__Directions__:
An exact copy of every entry is needed, with the images left out.

(Data Opens)

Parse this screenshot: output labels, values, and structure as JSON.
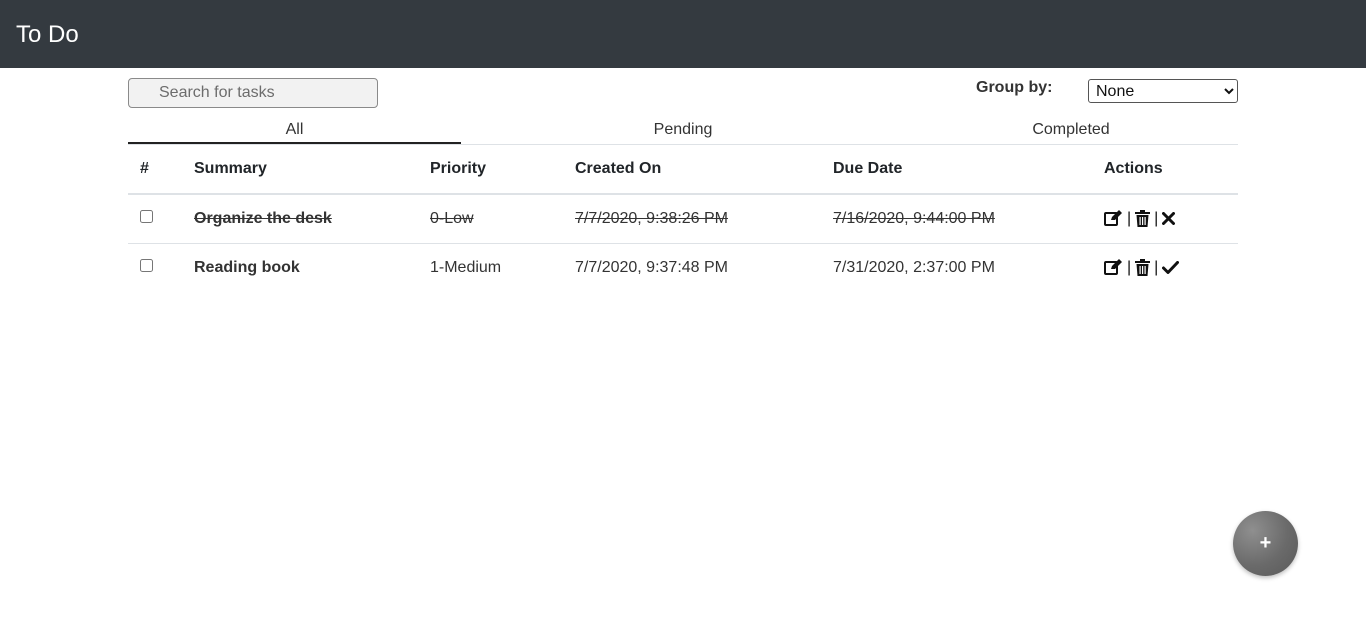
{
  "app": {
    "title": "To Do"
  },
  "search": {
    "placeholder": "Search for tasks",
    "value": ""
  },
  "group_by": {
    "label": "Group by:",
    "selected": "None",
    "options": [
      "None"
    ]
  },
  "tabs": [
    {
      "label": "All",
      "active": true
    },
    {
      "label": "Pending",
      "active": false
    },
    {
      "label": "Completed",
      "active": false
    }
  ],
  "table": {
    "columns": [
      "#",
      "Summary",
      "Priority",
      "Created On",
      "Due Date",
      "Actions"
    ],
    "rows": [
      {
        "checked": false,
        "summary": "Organize the desk",
        "priority": "0-Low",
        "created_on": "7/7/2020, 9:38:26 PM",
        "due_date": "7/16/2020, 9:44:00 PM",
        "completed": true,
        "actions": [
          "edit-icon",
          "trash-icon",
          "x-icon"
        ]
      },
      {
        "checked": false,
        "summary": "Reading book",
        "priority": "1-Medium",
        "created_on": "7/7/2020, 9:37:48 PM",
        "due_date": "7/31/2020, 2:37:00 PM",
        "completed": false,
        "actions": [
          "edit-icon",
          "trash-icon",
          "check-icon"
        ]
      }
    ],
    "action_separator": "|"
  },
  "fab": {
    "label": "+"
  },
  "colors": {
    "header_bg": "#343a40",
    "fab": "#6a6a6a"
  }
}
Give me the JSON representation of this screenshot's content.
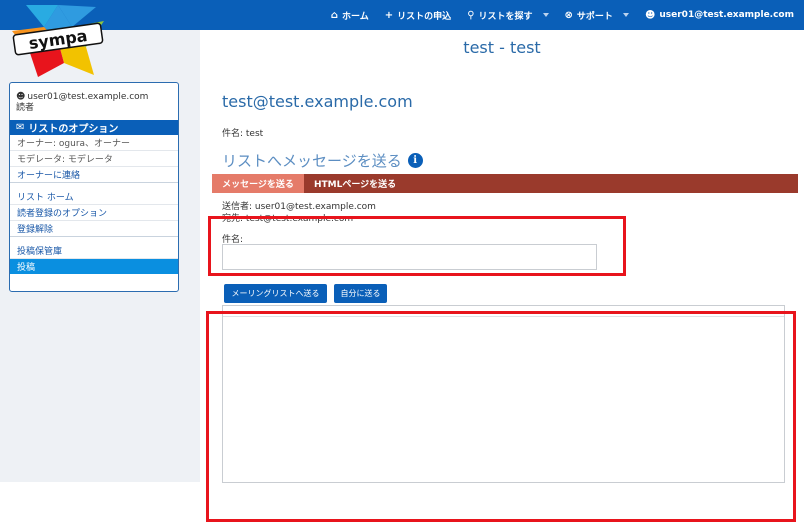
{
  "nav": {
    "home": "ホーム",
    "request": "リストの申込",
    "search": "リストを探す",
    "support": "サポート",
    "user": "user01@test.example.com"
  },
  "logo": {
    "text": "sympa"
  },
  "page_title": "test - test",
  "sidebar": {
    "user_email": "user01@test.example.com",
    "user_role": "読者",
    "options_title": "リストのオプション",
    "owner": "オーナー: ogura、オーナー",
    "moderator": "モデレータ: モデレータ",
    "contact_owner": "オーナーに連絡",
    "list_home": "リスト ホーム",
    "subscriber_options": "読者登録のオプション",
    "unsubscribe": "登録解除",
    "archive": "投稿保管庫",
    "post": "投稿"
  },
  "main": {
    "list_email": "test@test.example.com",
    "subject_line": "件名: test",
    "section_title": "リストへメッセージを送る",
    "tabs": [
      {
        "label": "メッセージを送る"
      },
      {
        "label": "HTMLページを送る"
      }
    ],
    "from": "送信者: user01@test.example.com",
    "to": "宛先: test@test.example.com",
    "subject_label": "件名:",
    "subject_value": "",
    "send_to_list": "メーリングリストへ送る",
    "send_to_self": "自分に送る",
    "body_value": ""
  },
  "colors": {
    "nav_bg": "#0a5fb8",
    "tab_bar": "#9a3a2c",
    "tab_active": "#e57b69",
    "highlight": "#e8141c"
  }
}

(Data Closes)

__Exercise output__:
Parse this screenshot: output labels, values, and structure as JSON.
{
  "app": {
    "title": "To Do"
  },
  "search": {
    "placeholder": "Search for tasks",
    "value": ""
  },
  "group_by": {
    "label": "Group by:",
    "selected": "None",
    "options": [
      "None"
    ]
  },
  "tabs": [
    {
      "label": "All",
      "active": true
    },
    {
      "label": "Pending",
      "active": false
    },
    {
      "label": "Completed",
      "active": false
    }
  ],
  "table": {
    "columns": [
      "#",
      "Summary",
      "Priority",
      "Created On",
      "Due Date",
      "Actions"
    ],
    "rows": [
      {
        "checked": false,
        "summary": "Organize the desk",
        "priority": "0-Low",
        "created_on": "7/7/2020, 9:38:26 PM",
        "due_date": "7/16/2020, 9:44:00 PM",
        "completed": true,
        "actions": [
          "edit-icon",
          "trash-icon",
          "x-icon"
        ]
      },
      {
        "checked": false,
        "summary": "Reading book",
        "priority": "1-Medium",
        "created_on": "7/7/2020, 9:37:48 PM",
        "due_date": "7/31/2020, 2:37:00 PM",
        "completed": false,
        "actions": [
          "edit-icon",
          "trash-icon",
          "check-icon"
        ]
      }
    ],
    "action_separator": "|"
  },
  "fab": {
    "label": "+"
  },
  "colors": {
    "header_bg": "#343a40",
    "fab": "#6a6a6a"
  }
}
Give me the JSON representation of this screenshot's content.
{
  "nav": {
    "home": "ホーム",
    "request": "リストの申込",
    "search": "リストを探す",
    "support": "サポート",
    "user": "user01@test.example.com"
  },
  "logo": {
    "text": "sympa"
  },
  "page_title": "test - test",
  "sidebar": {
    "user_email": "user01@test.example.com",
    "user_role": "読者",
    "options_title": "リストのオプション",
    "owner": "オーナー: ogura、オーナー",
    "moderator": "モデレータ: モデレータ",
    "contact_owner": "オーナーに連絡",
    "list_home": "リスト ホーム",
    "subscriber_options": "読者登録のオプション",
    "unsubscribe": "登録解除",
    "archive": "投稿保管庫",
    "post": "投稿"
  },
  "main": {
    "list_email": "test@test.example.com",
    "subject_line": "件名: test",
    "section_title": "リストへメッセージを送る",
    "tabs": [
      {
        "label": "メッセージを送る"
      },
      {
        "label": "HTMLページを送る"
      }
    ],
    "from": "送信者: user01@test.example.com",
    "to": "宛先: test@test.example.com",
    "subject_label": "件名:",
    "subject_value": "",
    "send_to_list": "メーリングリストへ送る",
    "send_to_self": "自分に送る",
    "body_value": ""
  },
  "colors": {
    "nav_bg": "#0a5fb8",
    "tab_bar": "#9a3a2c",
    "tab_active": "#e57b69",
    "highlight": "#e8141c"
  }
}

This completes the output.